THE credit crunch is to blame for vast numbers of people giving up their pets.
That's the view of Bournemouth and District Cats Protection and the Dogs Trust, who both say that many people can no longer afford to have pets and others are now reluctant to take them on.
Bournemouth and District Cats Protection welfare officer Brenda Mitchell says the branch is being swamped with cats by people who are tightening their purse strings.
What many people do not realise is that animals from Cats Protection come ready vaccinated and chipped and in the case of elderly cats medical bills are taken care of after adoption she says.
Brenda is appealing for people to consider adopting one of the "affectionate" cats currently in their care.
Many people are moving to smaller properties where it is not practical to own animals and others choose the cat as the first thing to ditch when times get tough, said Brenda.

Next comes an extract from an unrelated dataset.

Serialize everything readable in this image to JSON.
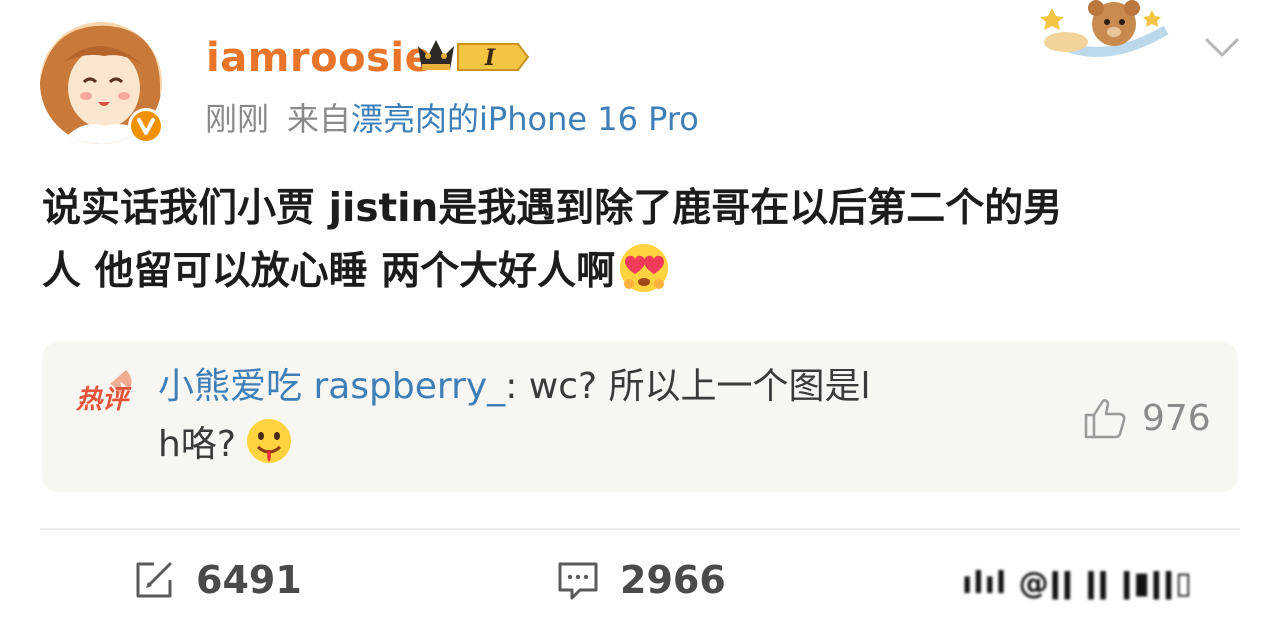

The branch is currently looking after 45 kittens and 35 cats, two of which are pregnant she added.
She said: "We don't know which way to turn.
"I think it is the credit crunch. The cat goes first. It's a really sad thing but I think people are finding they can't afford their cats. A lot of people are moving to smaller houses where it is not suitable to have cats.
"It's never been as bad as this. We ask other branches if they can help but they are all in the same position and we have got such a long waiting list. Last Monday we had 18 cats waiting to come in and no space. I've got cats staying in vets costing us a fortune," she said.
A spokesperson for the Dogs Trust said it too was starting to notice the effects of the credit crunch.
She said: "Some re-homing centres have reported reduced footfall and a lower number of people wanting to re-home a dog. Others have noticed increased calls from people unable to pay their vet bills. And many re-homing centres have had worried calls from dog owners forced to move into rented accommodation as they cannot afford to buy a property".
RSPCA spokesperson Jo Barr said that a couple of its re-homing centres have reported people handing over pets they can no longer afford to keep.
She added: "Nationally the RSPCA has not yet seen any evidence that the credit crunch has caused an influx of animals into its centres.
"However individual animal centres have reported one or two such cases recently. It is inevitable that people living nearest the breadline are most likely to feel the pinch as the credit crunch takes effect.
"They should seek advice from organisations such as the RSPCA and also consider taking out pet insurance to cover any unexpected vets bills. Anyone thinking of taking on an animal should first find out exactly how much it will cost to keep and ensure that they can afford to look after it for the whole of its life."